Though not totally obsessed as I once was (I promise!)this newsblurb about the Duchess of Cambridge caught my eye. As British royals wieldthe remaining of their (now dwindled) power in the philanthropic world, we Americansare perhaps their most loyal subjects. Turns out one of Kate’s carefullyselected charities supports recovering addicts, which is a fantastic cause.
In the course of this segment, a quote by one of theclients struck me, “For someone who’s that well globally respected to care isquite extraordinary. I think it’s just brilliant the royal family is steppingforward.”

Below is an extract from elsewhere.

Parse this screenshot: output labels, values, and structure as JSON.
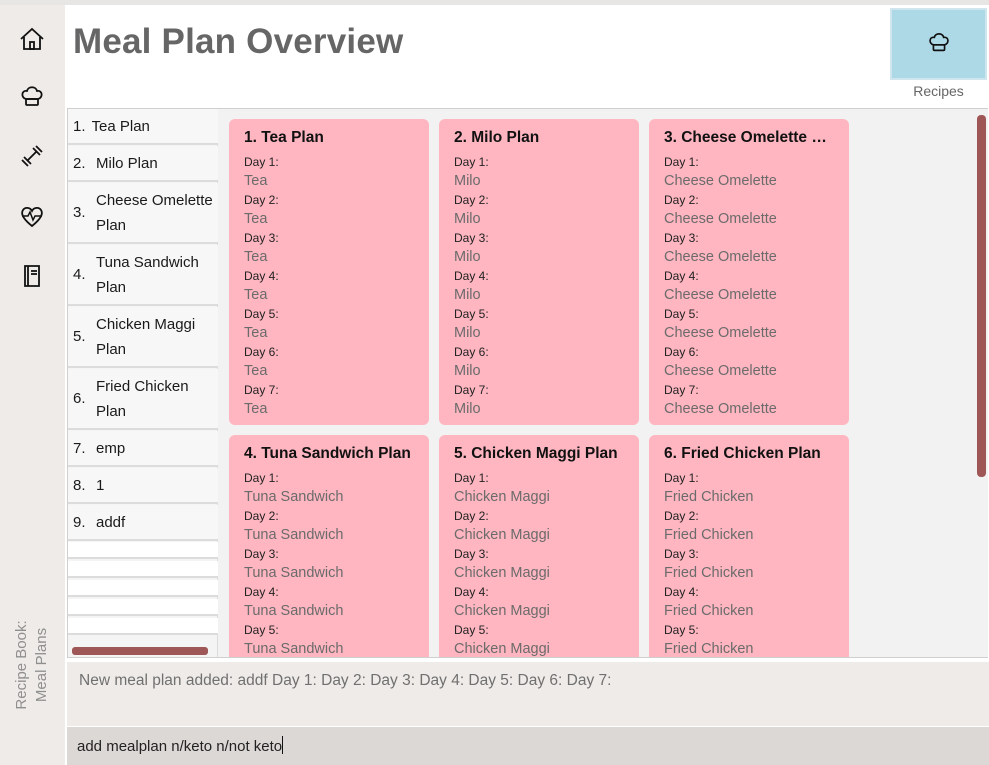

Now think about what’s happening here. This youngwoman was shamed by her position because ofthe visit of such a highly respected figure. The mere presence of a princess immediatelymade clear who was royal and who was rough. (Before continuing I must ask youto not read this post as critique of Kate Middleton! As far as I can tell, she’s absolutelylovely.) What I’d like to do is draw the parallel between drug addict andprincess to us and King Jesus.
How did you feel when Christ first revealed himselfto you? Most likely you were humbled in the same way. “O, Lord, don’t look atme. I’m not worthy. You don’t know the things I’ve done.” Or, even after we’ve beenmade co-heirs with Christ (Romans 8:17), “Don’t look at me; you don’t know thethings I continue to do. O God, I amsuch a disappointment to you.” If you’ve ever thought such thoughts, what goodnews – the Gospel! – I have to share.
“For we do not have a high priest who is unable tosympathize with our weaknesses, but one who in every respect has been temptedas we are, yet without sin. Let us then with confidence draw near to the throneof grace, that we may receive mercy and find grace to help in time of need.” (Hebrews4:15-16 ESV) Did you catch it? Jesus sympathizes! He’s been tempted and triedjust like us. The difference? Jesus never sinned. The good news? Jesus freelygives his righteousness to us, a righteousness we constantly need to save andsustain us. Soak in this reality, Christ died for you while you werebroken, ugly, and addicted to sin (Romans 5:8).
Confidently, boldly, freely approach God our Fatherand his Son, our Lord Jesus Christ. The way was made; the royal route was laidout over two-thousand years ago on a bloody and scarred cross.